    it obviously wasnt a defective G84/86 :D
    Reply
  • hannibal
    Well ATI 4870 and NVidia 280 has so much prute force, that this is somewhat possible... Can anyone see that there will be regulations that CPU's and GPU of certain power may not be available to common citicen, because of their decryption power? ;-)

    Well, it can not happen! Can it?

    Orwel 1984
    Reply
  • crystal_tech
    look into fold@home and think if someone tuned an app for bruteforce. "yea i can break that encryption no prob let me boot up my grid"
    Reply
  • manwell999
    brute forcing 128 bit encryption means searching a key space of 340282366920938463463374607431768211456 possibilities.

    If a gtx280 could do 1.2 tera keys per second, which is it's theoretical ops per second.
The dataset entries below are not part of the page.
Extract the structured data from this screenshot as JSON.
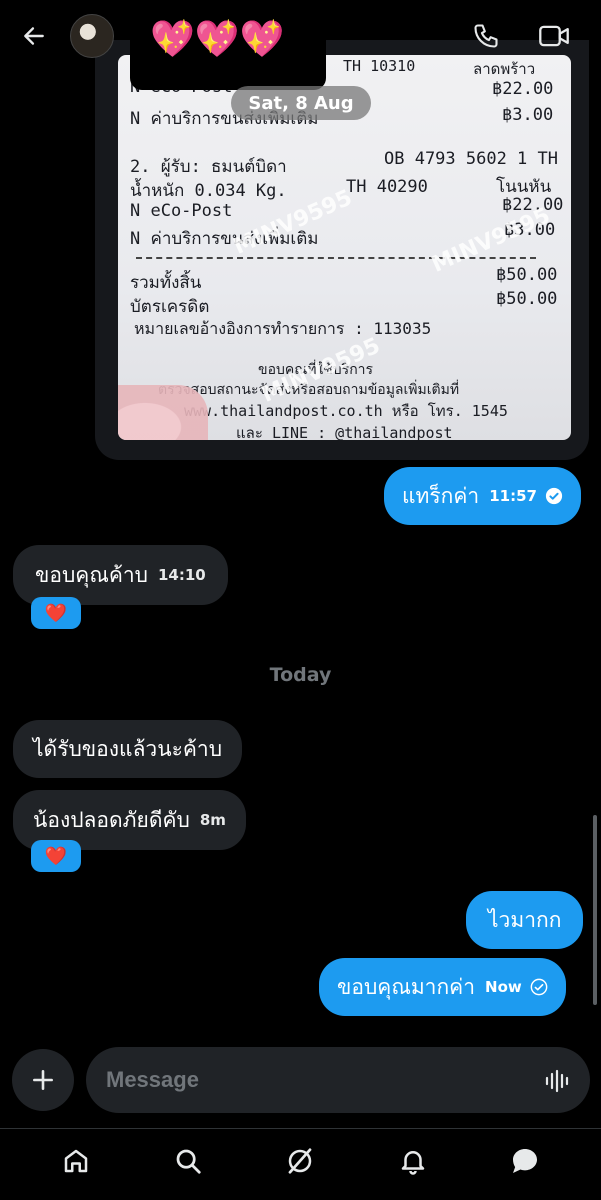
{
  "header": {
    "back_icon": "arrow-left-icon",
    "contact_name": "💖💖💖",
    "call_icon": "phone-icon",
    "video_icon": "video-camera-icon"
  },
  "media": {
    "receipt_lines": [
      "N eCo-Post",
      "N ค่าบริการขนส่งเพิ่มเติม",
      "2. ผู้รับ: ธมนต์บิดา",
      "น้ำหนัก 0.034 Kg.",
      "N eCo-Post",
      "N ค่าบริการขนส่งเพิ่มเติม",
      "รวมทั้งสิ้น",
      "บัตรเครดิต",
      "หมายเลขอ้างอิงการทำรายการ : 113035",
      "ขอบคุณที่ใช้บริการ",
      "ตรวจสอบสถานะจัดส่งหรือสอบถามข้อมูลเพิ่มเติมที่",
      "www.thailandpost.co.th หรือ โทร. 1545",
      "และ LINE : @thailandpost"
    ],
    "receipt_right": [
      "TH 10310",
      "ลาดพร้าว",
      "฿22.00",
      "฿3.00",
      "OB 4793 5602 1 TH",
      "TH 40290",
      "โนนหัน",
      "฿22.00",
      "฿3.00",
      "฿50.00",
      "฿50.00"
    ],
    "watermark": "MINV9595"
  },
  "date_pill": "Sat, 8 Aug",
  "messages": {
    "m1": {
      "text": "แทร็กค่า",
      "time": "11:57"
    },
    "m2": {
      "text": "ขอบคุณค้าบ",
      "time": "14:10",
      "reaction": "❤️"
    },
    "day_label": "Today",
    "m3": {
      "text": "ได้รับของแล้วนะค้าบ"
    },
    "m4": {
      "text": "น้องปลอดภัยดีคับ",
      "time": "8m",
      "reaction": "❤️"
    },
    "m5": {
      "text": "ไวมากก"
    },
    "m6": {
      "text": "ขอบคุณมากค่า",
      "time": "Now"
    }
  },
  "composer": {
    "placeholder": "Message",
    "add_icon": "plus-icon",
    "voice_icon": "voice-wave-icon"
  },
  "tabs": [
    {
      "name": "home-icon"
    },
    {
      "name": "search-icon"
    },
    {
      "name": "grok-icon"
    },
    {
      "name": "bell-icon"
    },
    {
      "name": "messages-icon"
    }
  ]
}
Then it will take an average of 8985747937130265067 years to crack a 128 bit key by brute force.

    This article should be taken with a grain of salt.
    Reply
  • Dictionary attack isn't unthinkable, you'd be surprised how stupid passwords companies keep.
    Reply
  • daskrabbe
    Maybe, but if you sli two of them, it is only half of that!
    Reply
  • zenmaster
    shinobi1233333333Dictionary attack isn't unthinkable, you'd be surprised how stupid passwords companies keep.
    I worked as a consultant for a few months with a massive federal agency.
    The Passwords for all Cisco routers were ........... "cisco".
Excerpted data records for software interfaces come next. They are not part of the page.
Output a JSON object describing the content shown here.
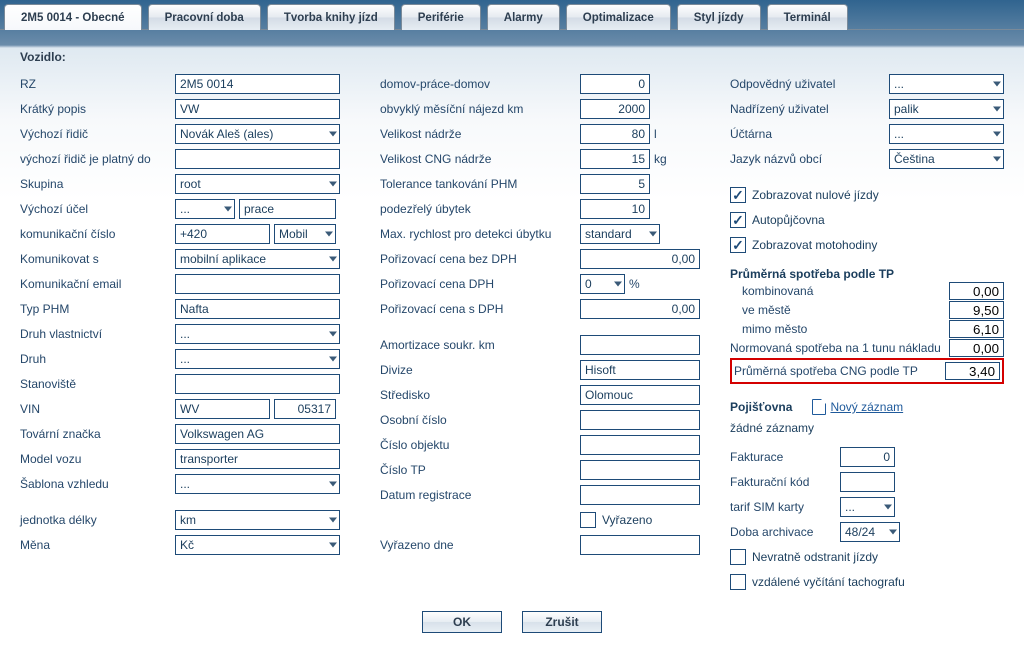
{
  "tabs": {
    "active": "2M5 0014 - Obecné",
    "items": [
      "Pracovní doba",
      "Tvorba knihy jízd",
      "Periférie",
      "Alarmy",
      "Optimalizace",
      "Styl jízdy",
      "Terminál"
    ]
  },
  "section_vehicle": "Vozidlo:",
  "col1": {
    "rz": {
      "label": "RZ",
      "value": "2M5 0014"
    },
    "kratky": {
      "label": "Krátký popis",
      "value": "VW"
    },
    "vychozi_ridic": {
      "label": "Výchozí řidič",
      "value": "Novák Aleš (ales)"
    },
    "platny_do": {
      "label": "výchozí řidič je platný do",
      "value": ""
    },
    "skupina": {
      "label": "Skupina",
      "value": "root"
    },
    "vychozi_ucel": {
      "label": "Výchozí účel",
      "sel": "...",
      "txt": "prace"
    },
    "kom_cislo": {
      "label": "komunikační číslo",
      "value": "+420",
      "badge": "Mobil"
    },
    "komunikovat_s": {
      "label": "Komunikovat s",
      "value": "mobilní aplikace"
    },
    "kom_email": {
      "label": "Komunikační email",
      "value": ""
    },
    "typ_phm": {
      "label": "Typ PHM",
      "value": "Nafta"
    },
    "druh_vlast": {
      "label": "Druh vlastnictví",
      "value": "..."
    },
    "druh": {
      "label": "Druh",
      "value": "..."
    },
    "stanoviste": {
      "label": "Stanoviště",
      "value": ""
    },
    "vin": {
      "label": "VIN",
      "left": "WV",
      "right": "05317"
    },
    "znacka": {
      "label": "Tovární značka",
      "value": "Volkswagen AG"
    },
    "model": {
      "label": "Model vozu",
      "value": "transporter"
    },
    "sablona": {
      "label": "Šablona vzhledu",
      "value": "..."
    },
    "jednotka": {
      "label": "jednotka délky",
      "value": "km"
    },
    "mena": {
      "label": "Měna",
      "value": "Kč"
    }
  },
  "col2": {
    "domov": {
      "label": "domov-práce-domov",
      "value": "0"
    },
    "najezd": {
      "label": "obvyklý měsíční nájezd km",
      "value": "2000"
    },
    "nadrz": {
      "label": "Velikost nádrže",
      "value": "80",
      "unit": "l"
    },
    "cng": {
      "label": "Velikost CNG nádrže",
      "value": "15",
      "unit": "kg"
    },
    "tolerance": {
      "label": "Tolerance tankování PHM",
      "value": "5"
    },
    "ubytek": {
      "label": "podezřelý úbytek",
      "value": "10"
    },
    "maxrychlost": {
      "label": "Max. rychlost pro detekci úbytku",
      "value": "standard"
    },
    "cenabez": {
      "label": "Pořizovací cena bez DPH",
      "value": "0,00"
    },
    "cenadph": {
      "label": "Pořizovací cena DPH",
      "sel": "0",
      "unit": "%"
    },
    "cenas": {
      "label": "Pořizovací cena s DPH",
      "value": "0,00"
    },
    "amortizace": {
      "label": "Amortizace soukr. km",
      "value": ""
    },
    "divize": {
      "label": "Divize",
      "value": "Hisoft"
    },
    "stredisko": {
      "label": "Středisko",
      "value": "Olomouc"
    },
    "oscislo": {
      "label": "Osobní číslo",
      "value": ""
    },
    "cisloobj": {
      "label": "Číslo objektu",
      "value": ""
    },
    "cislotp": {
      "label": "Číslo TP",
      "value": ""
    },
    "datum": {
      "label": "Datum registrace",
      "value": ""
    },
    "vyrazeno_chk": {
      "label": "Vyřazeno",
      "checked": false
    },
    "vyrazeno_dne": {
      "label": "Vyřazeno dne",
      "value": ""
    }
  },
  "col3": {
    "odpovedny": {
      "label": "Odpovědný uživatel",
      "value": "..."
    },
    "nadrizeny": {
      "label": "Nadřízený uživatel",
      "value": "palik"
    },
    "uctarna": {
      "label": "Účtárna",
      "value": "..."
    },
    "jazyk": {
      "label": "Jazyk názvů obcí",
      "value": "Čeština"
    },
    "chk_nulove": {
      "label": "Zobrazovat nulové jízdy",
      "checked": true
    },
    "chk_auto": {
      "label": "Autopůjčovna",
      "checked": true
    },
    "chk_moto": {
      "label": "Zobrazovat motohodiny",
      "checked": true
    },
    "consume_title": "Průměrná spotřeba podle TP",
    "consume": {
      "komb": {
        "label": "kombinovaná",
        "value": "0,00"
      },
      "mesto": {
        "label": "ve městě",
        "value": "9,50"
      },
      "mimo": {
        "label": "mimo město",
        "value": "6,10"
      },
      "norm": {
        "label": "Normovaná spotřeba na 1 tunu nákladu",
        "value": "0,00"
      },
      "cng": {
        "label": "Průměrná spotřeba CNG podle TP",
        "value": "3,40"
      }
    },
    "pojistovna_title": "Pojišťovna",
    "novy_zaznam": "Nový záznam",
    "zadne": "žádné záznamy",
    "fakturace": {
      "label": "Fakturace",
      "value": "0"
    },
    "fakt_kod": {
      "label": "Fakturační kód",
      "value": ""
    },
    "tarif": {
      "label": "tarif SIM karty",
      "value": "..."
    },
    "archivace": {
      "label": "Doba archivace",
      "value": "48/24"
    },
    "chk_nevratne": {
      "label": "Nevratně odstranit jízdy",
      "checked": false
    },
    "chk_vzdalene": {
      "label": "vzdálené vyčítání tachografu",
      "checked": false
    }
  },
  "buttons": {
    "ok": "OK",
    "cancel": "Zrušit"
  }
}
    Administrative IDs/PWDs for different systems were stored in clear text on LDAP servers available via Anonymous Access so they could be retrieved easily if an admin forgot them.

    Scary is all I can say.
    I ceased trying to add them after a couple months and moved on because they had no interest in actually even acknowledging all the problems I was hired to locate.
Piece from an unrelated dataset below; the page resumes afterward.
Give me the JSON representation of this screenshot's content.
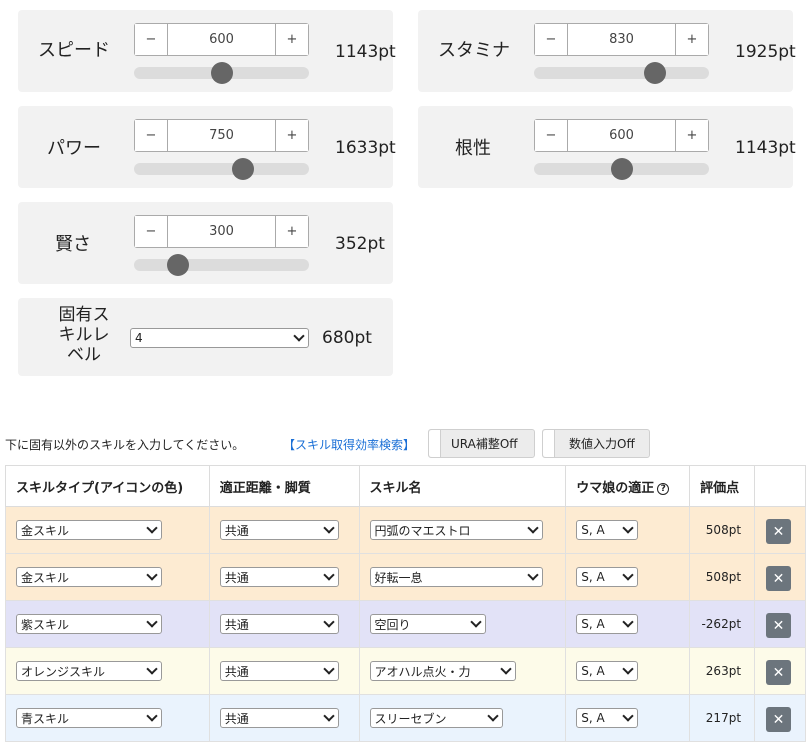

    Needless to say, those couple items were only the very tip.

    While if a hack was found, that is scary.
    What is scary in my mind, are the folks who manage many networks.
    (and not just small ones.)
    Reply
  • Shadow703793
    manwell999brute forcing 128 bit encryption means searching a key space of 340282366920938463463374607431768211456 possibilities.If a gtx280 could do 1.2 tera keys per second, which is it's theoretical ops per second. Then it will take an average of 8985747937130265067 years to crack a 128 bit key by brute force.This article should be taken with a grain of salt.True. Agreed. But the following comment makes sense compared to brute force:
    shinobi1233333333Dictionary attack isn't unthinkable, you'd be surprised how stupid passwords companies keep.
    Just for lolz my school still runs on WEP!
    Reply
  • smalltime0
    manwell999brute forcing 128 bit encryption means searching a key space of 340282366920938463463374607431768211456 possibilities.If a gtx280 could do 1.2 tera keys per second, which is it's theoretical ops per second. Then it will take an average of 8985747937130265067 years to crack a 128 bit key by brute force.This article should be taken with a grain of salt.I agree, however if you consider the number of combinations that would actually be used to create the key (i.e. take out 11111...) that number will be significantly less.
    Reply
  • SLI & Crossfire are not used for GPGPU aps; using Gx2 style cards you can currently put up to 8 graphics chips to work in a mini farm capable of nearly 8 teraflops from a single computer for less then $2k - outworking hundreds of high end cpu based machines with ease. Since CUDA uses a basic form of C++ anyone (given enough time) can develop an app to take advantage of this paradigm shift in computing power available to the general public.
    Reply